Imperial Tobacco dominated the British tobacco trade throughout much of the twentieth century.
Background and formation
Wills of Bristol employed about 1,000 workers by 1889. The business was best known for the Woodbine brand. Informed by their Congregationalist principles, the Wills family had, by 1895, introduced financing for a staff canteen, a convalescent home, a sanatorium, a resident nurse and doctor, paid holidays and a number of recreational clubs.
Imperial Tobacco was formed in 1901 by the merger of thirteen leading British tobacco companies. Wills controlled the combine with just over half of the equity, followed by Lambert & Butler of London, Mitchell of Glasgow and John Player of Nottingham.
It was a defensive merger following the acquisition of Ogden of Liverpool, one of Britain’s leading cigarette manufacturers, by the highly capitalised American Tobacco Company.
The businesses in the combine retained their own brands and salesmen, but pricing and accounting were organised centrally.
Salmon & Gluckstein, a retail tobacconist with 184 branches, was acquired for over £1.25 million in 1902, largely to prevent its acquisition by American Tobacco.
American Tobacco sold Ogden to Imperial in 1902, and both companies agreed to avoid its rivals’ domestic market. The global market was to be catered for by a new company called British American Tobacco, with a two third stake held by American Tobacco and one third held by Imperial.

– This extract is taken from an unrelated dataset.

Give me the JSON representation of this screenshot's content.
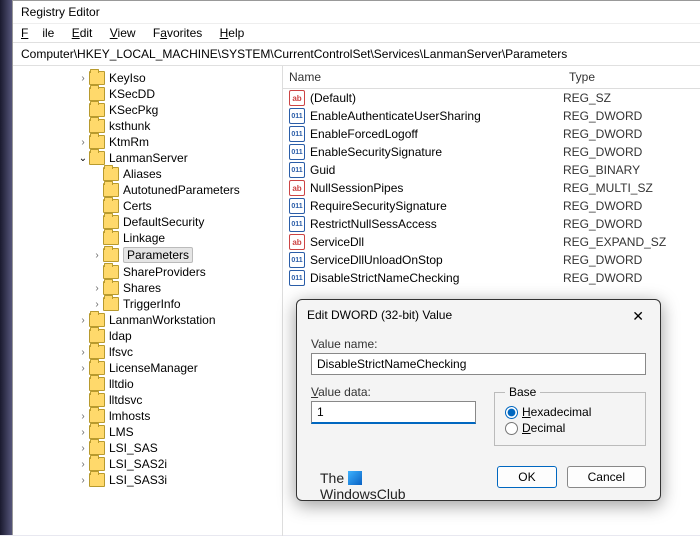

Domination of the British tobacco market
Imperial Tobacco estimated it had “rather over 50 percent” of the British tobacco market by 1904. Woodbine was the highest-selling cigarette brand in the world.
Imperial Tobacco employed over 10,000 people by 1909, and three quarters of the workforce were female.
Imperial Tobacco held 87.5 percent of the British tobacco market in 1913. This share had declined to 72.5 percent by 1920, but included 91 percent of all cigarette sales.
Imperial Tobacco was the largest British public company by 1926.
Imperial Tobacco had seen its virtual monopoly on cigarettes corroded by the re-emergence of competitors such as Carreras, Gallaher and Godfrey Phillips by the late 1920s.
Imperial Tobacco employed 40,000 people across 27 factories by 1933.
Imperial Tobacco was the second largest industrial company in the world by 1937, outranked in market capitalisation by only General Motors.
John Player overtook Wills to become the largest single Imperial Tobacco subsidiary in the 1940s.
Imperial Tobacco held 78.8 percent of the British tobacco market in 1955.
Imperial Tobacco was the third largest company in the world outside the United States as measured by sales in 1957.
Wills Embassy was introduced as a filter cigarette from 1962. It was an overnight sensation, and was the highest-selling filtered cigarette in Britain by 1963. Embassy was the overall leading cigarette in Britain by 1965.
Imperial held 66 percent of the British tobacco market in 1968, followed by Gallaher (Benson & Hedges) with 29 percent. Carreras (Rothmans, Dunhill) was third in the market with a seven percent share.
Relative decline of the business
Imperial Tobacco diversified away from tobacco from the 1960s and changed its name to Imperial Group in 1973.
Imperial Group’s share of the British cigarette market had declined to just 37 percent by 1986.
Hanson Trust acquired Imperial Group for £2.7 billion in 1986.
Hanson Trust sold off non-core assets, such as the Courage brewing business to Elders for £1.4 billion, the hotel and restaurant business to Trusthouse Forte for £190 million, and the Golden Wonder crisps business to Dalgety for £87 million. The Ross Youngs frozen seafood business was sold to United Biscuits for £335 million. The sauces business, including Lea & Perrins and HP, was sold to BSN for £199 million.
The core tobacco business was reorganised. The range of products was reduced from 44 to 11, with a focus on five core brands. Five factories were reduced to three, with 1,000 redundancies.
Imperial Tobacco was demerged from Hanson Trust in 1996.